* _WHAT NEEDS TO BE DONE_:
Count how many lines below contain the word "JSON", then give that number alone.

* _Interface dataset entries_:
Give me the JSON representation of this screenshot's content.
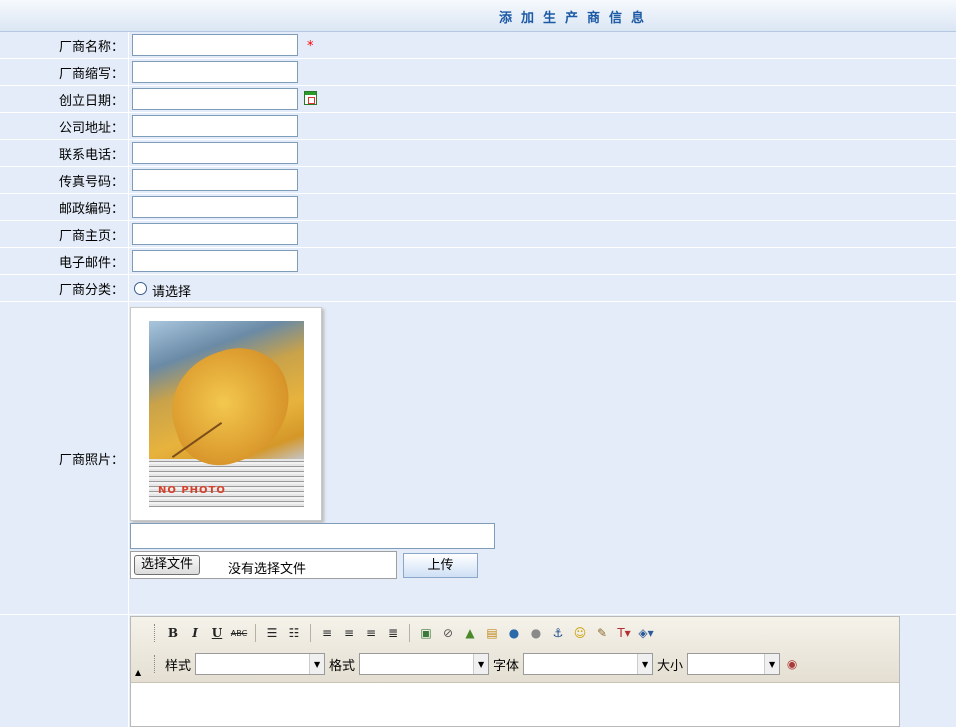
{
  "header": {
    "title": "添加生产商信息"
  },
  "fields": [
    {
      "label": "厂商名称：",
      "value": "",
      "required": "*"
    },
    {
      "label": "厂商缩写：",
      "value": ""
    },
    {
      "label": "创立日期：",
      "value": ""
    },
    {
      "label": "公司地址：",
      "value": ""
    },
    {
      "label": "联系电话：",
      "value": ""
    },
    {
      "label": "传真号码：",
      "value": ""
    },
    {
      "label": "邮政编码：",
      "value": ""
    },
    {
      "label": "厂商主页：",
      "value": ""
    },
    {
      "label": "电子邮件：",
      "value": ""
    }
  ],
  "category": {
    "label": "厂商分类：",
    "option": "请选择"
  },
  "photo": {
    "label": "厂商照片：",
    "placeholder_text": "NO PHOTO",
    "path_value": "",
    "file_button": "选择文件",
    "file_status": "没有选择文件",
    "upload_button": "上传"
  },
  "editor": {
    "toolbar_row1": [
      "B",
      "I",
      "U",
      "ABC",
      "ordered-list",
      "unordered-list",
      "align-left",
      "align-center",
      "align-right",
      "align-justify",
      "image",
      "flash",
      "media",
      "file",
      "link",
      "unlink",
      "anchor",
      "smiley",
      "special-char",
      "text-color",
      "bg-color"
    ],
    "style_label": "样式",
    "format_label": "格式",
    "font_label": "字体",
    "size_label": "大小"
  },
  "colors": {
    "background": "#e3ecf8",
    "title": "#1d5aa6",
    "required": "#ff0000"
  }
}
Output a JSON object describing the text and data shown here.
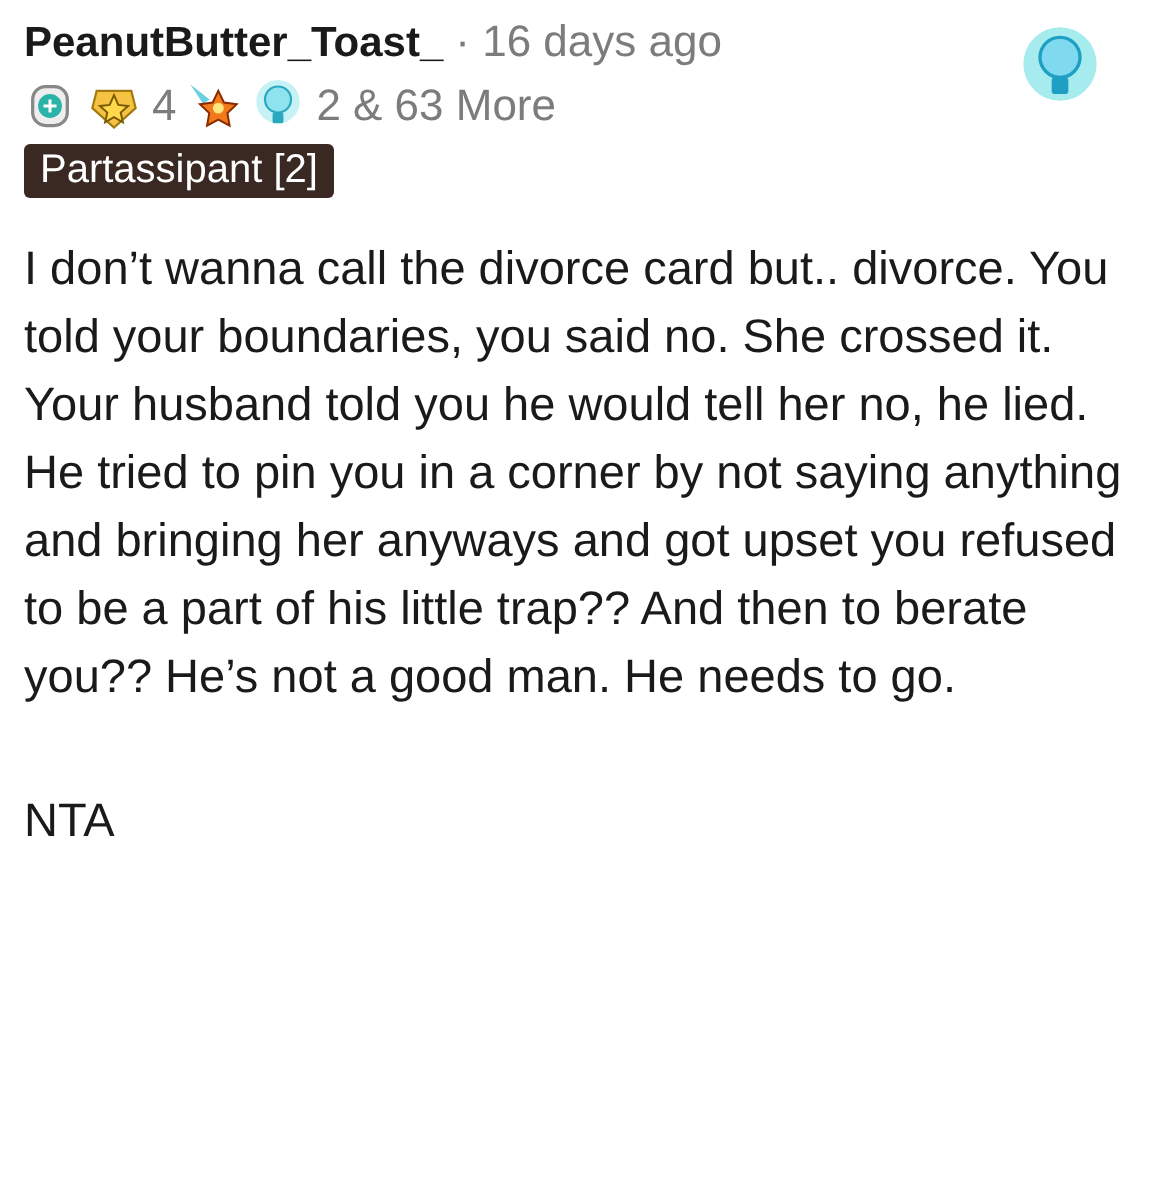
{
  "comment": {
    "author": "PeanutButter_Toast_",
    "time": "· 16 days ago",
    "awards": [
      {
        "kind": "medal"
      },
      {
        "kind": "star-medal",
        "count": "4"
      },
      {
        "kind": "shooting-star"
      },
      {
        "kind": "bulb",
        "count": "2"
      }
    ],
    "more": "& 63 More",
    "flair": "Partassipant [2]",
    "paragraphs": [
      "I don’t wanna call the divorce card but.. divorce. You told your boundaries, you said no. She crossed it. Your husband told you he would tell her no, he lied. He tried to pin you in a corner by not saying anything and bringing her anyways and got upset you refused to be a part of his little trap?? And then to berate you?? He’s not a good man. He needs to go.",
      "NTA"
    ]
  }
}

* _WRITTEN RESPONSE_:
2